The only exception to the need to obtain consent from the other parent (and anyone else with Parental Responsibility for the child) is where there is a Residence or Child Arrangements Order in force in relation to that child which covers the person with whom the child is to live and/or when the child is to live with any person. climbing childIn that case, the parent with a Residence or CA Order can take the child abroad temporarily for up to a month, without the other parent’s written permission or the leave of the Court.

Regardless of whether there is a Residence or Child Arrangements Order in place, a parent seeking to remove a child permanently from the UK should not do so without the other parent’s written agreement, or failing that, the permission of the Court.

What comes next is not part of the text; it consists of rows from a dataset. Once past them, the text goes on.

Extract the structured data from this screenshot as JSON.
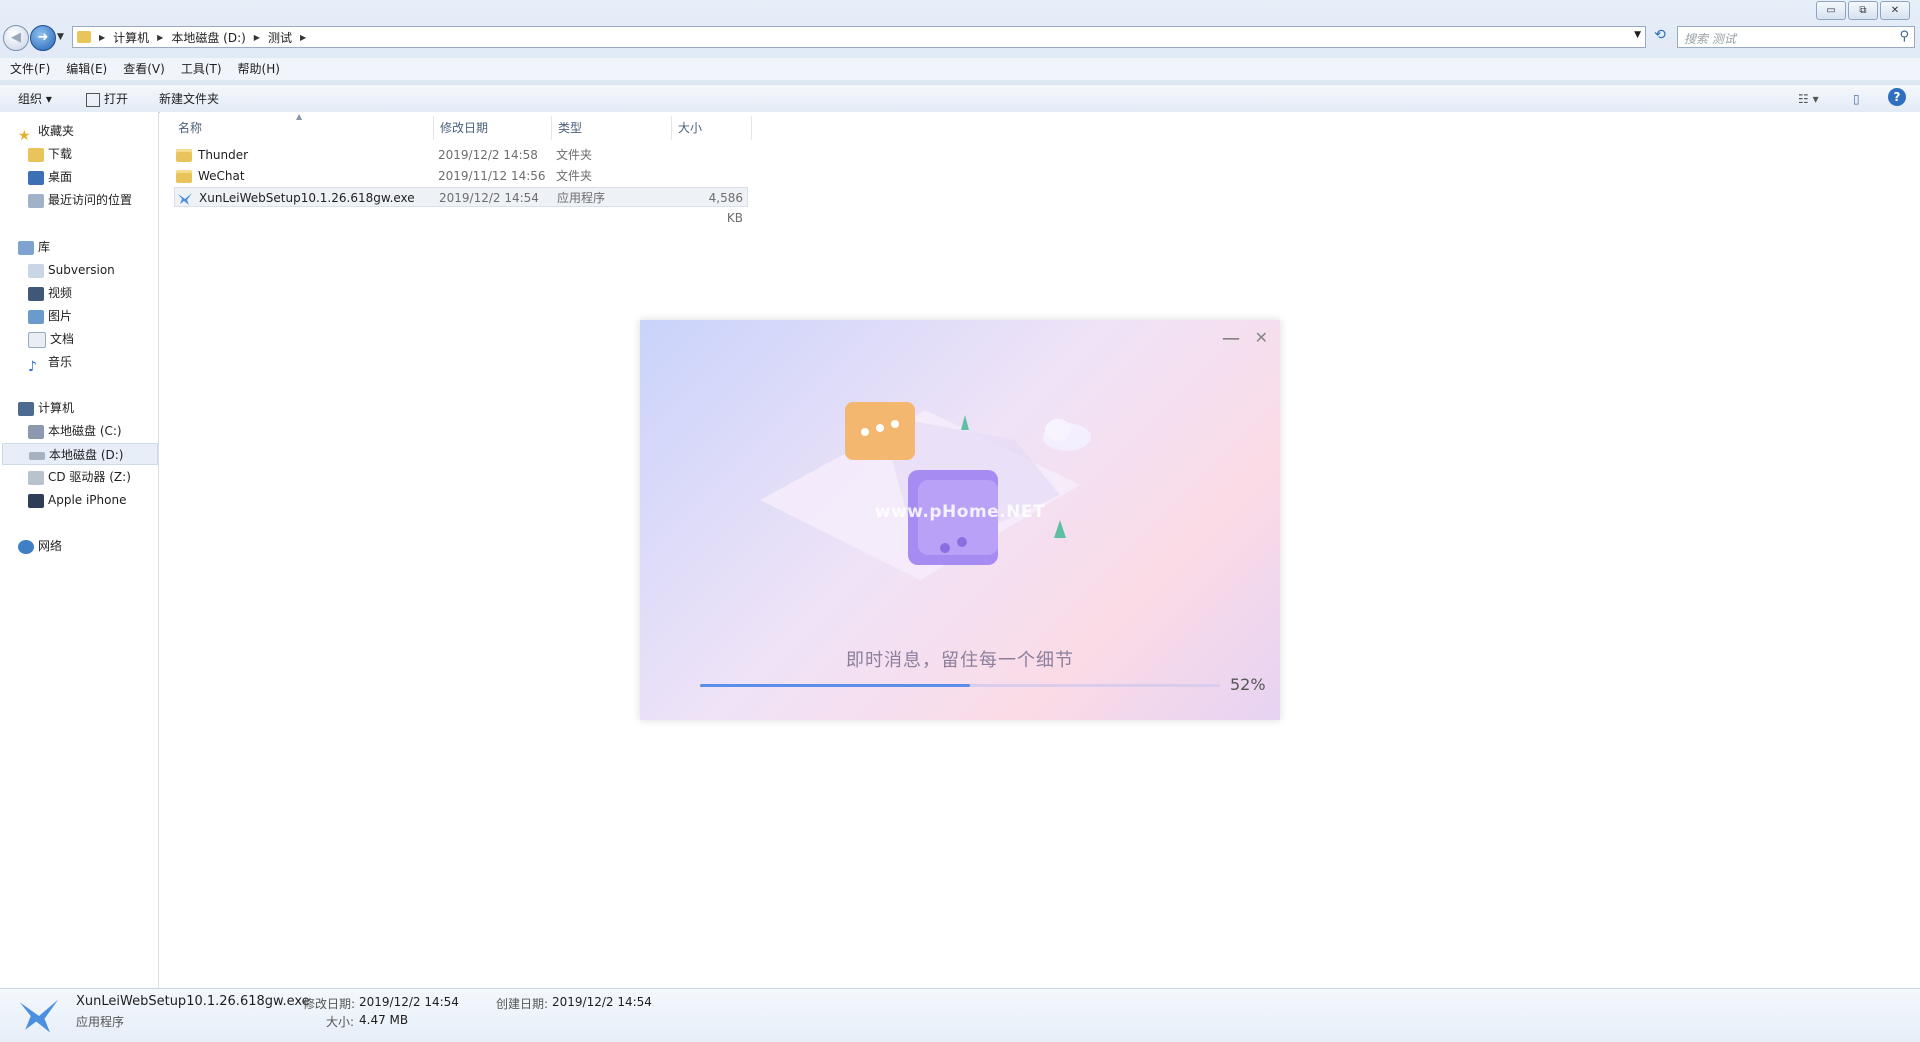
{
  "window": {
    "minimize_glyph": "▭",
    "maximize_glyph": "⧉",
    "close_glyph": "✕"
  },
  "address": {
    "crumbs": [
      "计算机",
      "本地磁盘 (D:)",
      "测试"
    ],
    "search_placeholder": "搜索 测试"
  },
  "menu": [
    "文件(F)",
    "编辑(E)",
    "查看(V)",
    "工具(T)",
    "帮助(H)"
  ],
  "toolbar": {
    "organize": "组织 ▾",
    "open": "打开",
    "new_folder": "新建文件夹"
  },
  "sidebar": {
    "favorites": "收藏夹",
    "favorites_items": [
      "下载",
      "桌面",
      "最近访问的位置"
    ],
    "libraries": "库",
    "library_items": [
      "Subversion",
      "视频",
      "图片",
      "文档",
      "音乐"
    ],
    "computer": "计算机",
    "computer_items": [
      "本地磁盘 (C:)",
      "本地磁盘 (D:)",
      "CD 驱动器 (Z:)",
      "Apple iPhone"
    ],
    "network": "网络"
  },
  "columns": [
    "名称",
    "修改日期",
    "类型",
    "大小"
  ],
  "files": [
    {
      "name": "Thunder",
      "date": "2019/12/2 14:58",
      "type": "文件夹",
      "size": ""
    },
    {
      "name": "WeChat",
      "date": "2019/11/12 14:56",
      "type": "文件夹",
      "size": ""
    },
    {
      "name": "XunLeiWebSetup10.1.26.618gw.exe",
      "date": "2019/12/2 14:54",
      "type": "应用程序",
      "size": "4,586 KB"
    }
  ],
  "installer": {
    "watermark": "www.pHome.NET",
    "slogan": "即时消息，留住每一个细节",
    "progress_percent": 52,
    "progress_label": "52%",
    "accent": "#5b8ee8"
  },
  "status": {
    "filename": "XunLeiWebSetup10.1.26.618gw.exe",
    "type": "应用程序",
    "modified_label": "修改日期:",
    "modified": "2019/12/2 14:54",
    "size_label": "大小:",
    "size": "4.47 MB",
    "created_label": "创建日期:",
    "created": "2019/12/2 14:54"
  }
}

This is so, even if the other parent does not have Parental Responsibility for the child. This is because interference with a parent’s “right to custody” (which need not include daily care and control of the child) will amount to Child Abduction, which is likely to result in an order for the summary return of the child to the UK and will usually also be a criminal offence.

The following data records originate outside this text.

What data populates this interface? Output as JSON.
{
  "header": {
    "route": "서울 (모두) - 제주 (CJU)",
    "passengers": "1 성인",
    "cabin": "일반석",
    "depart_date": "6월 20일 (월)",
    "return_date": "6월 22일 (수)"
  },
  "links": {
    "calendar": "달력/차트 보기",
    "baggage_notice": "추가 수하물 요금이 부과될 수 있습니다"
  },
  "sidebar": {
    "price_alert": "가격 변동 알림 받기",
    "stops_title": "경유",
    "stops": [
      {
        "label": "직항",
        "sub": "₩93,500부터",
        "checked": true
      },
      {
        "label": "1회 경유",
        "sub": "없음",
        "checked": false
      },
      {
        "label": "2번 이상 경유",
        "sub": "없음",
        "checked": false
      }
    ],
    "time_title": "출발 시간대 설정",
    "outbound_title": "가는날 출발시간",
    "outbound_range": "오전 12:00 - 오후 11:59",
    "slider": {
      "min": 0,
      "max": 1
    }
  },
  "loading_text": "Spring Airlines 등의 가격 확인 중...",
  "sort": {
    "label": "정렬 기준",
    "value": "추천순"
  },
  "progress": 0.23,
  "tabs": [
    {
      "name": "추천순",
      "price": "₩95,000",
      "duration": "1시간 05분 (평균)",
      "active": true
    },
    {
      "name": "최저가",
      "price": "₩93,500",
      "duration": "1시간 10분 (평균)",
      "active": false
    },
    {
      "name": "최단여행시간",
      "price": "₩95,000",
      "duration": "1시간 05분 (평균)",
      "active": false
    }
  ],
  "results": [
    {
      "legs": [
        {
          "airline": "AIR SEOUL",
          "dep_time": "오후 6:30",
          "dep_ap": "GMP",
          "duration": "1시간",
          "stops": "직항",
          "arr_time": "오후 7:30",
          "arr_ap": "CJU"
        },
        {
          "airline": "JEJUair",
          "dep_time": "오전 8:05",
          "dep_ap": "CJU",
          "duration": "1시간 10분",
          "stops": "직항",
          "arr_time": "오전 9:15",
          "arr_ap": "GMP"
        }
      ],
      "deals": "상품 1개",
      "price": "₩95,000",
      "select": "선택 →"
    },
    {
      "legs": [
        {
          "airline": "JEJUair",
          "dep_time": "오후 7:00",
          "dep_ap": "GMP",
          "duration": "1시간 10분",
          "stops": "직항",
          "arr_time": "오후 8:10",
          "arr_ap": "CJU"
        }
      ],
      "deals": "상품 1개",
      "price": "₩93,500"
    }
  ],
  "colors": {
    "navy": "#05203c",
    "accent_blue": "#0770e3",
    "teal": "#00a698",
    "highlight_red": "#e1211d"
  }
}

If the parent wishing to relocate abroad with the child cannot obtain the written consent of the other parent (and any other person with Parental Responsibility for the child) the parent seeking to relocate must make an application to the Court for permission to take the child abroad (whether temporarily or permanently). This is known as “Leave to Remove”.

Decision on leave to remove will be decided on child's best interests

The Court's decision whether or not to allow the relocation of children to another country will be decided on the basis of what is in each child's best interests (“the Welfare Principle”).

The court will carry out a global holistic evaluation of the welfare of each child by reference to the checklist of specific factors set out in the Children Act 1989 (“the Welfare Checklist”), involving an analysis of all the welfare options, followed by evaluation of the positives and negatives of each option.

All the options put forward by the relocating parent must be weighed against the competing options of the other parent. In particular, there must always be an analysis of the potential benefit of the relocation to the new country measured against the erosion in the quality of the children's relationship with the left behind parent in the event of the relocation.

Attempts to categorise relocation cases on the basis that they involve “a primary carer" (mother) or “shared care” arrangements for the children following the breakdown of the parental relationship are no longer seen as particularly helpful or relevant in deciding such cases and should be avoided.

The court's emphasis on the importance of “the emotional and psychological well-being of the primary carer” in Payne v Payne, as interpreted in subsequent cases up until 2011, meant that a primary carer (mother's) application for leave to remove would usually succeed unless her relocation plans were ill thought out and/or she was motivated by the desire to obstruct the children's relationship with their father.

Now, no assumptions are to be made in favour of a parent seeking to relocate the children abroad (nearly always the children's mother). Consequently the left behind parent (nearly always the children's father) is more likely to be successful in opposing the relocation of their children than used to be the case.

The judicial guidance in Payne is still relevant, to be used as guidance to help judges identify the most important factors to be taken into account, the weight to be attached to them and to promote judicial consistency in decision-making, but not as a rigid principle, so as to dictate a particular outcome to the case. Each case will be decided on its own particular facts and the judge hearing each case will be entitled to decide the extent to which the guidance in Payne assists him or her in deciding the case.

The outcome of applications for leave to remove now tend to be much more finely balanced and difficult to predict. This underlines the importance of obtaining expert specialised legal advice, whether you are a parent wishing to relocate abroad with your children or a parent who is opposed to the proposed location.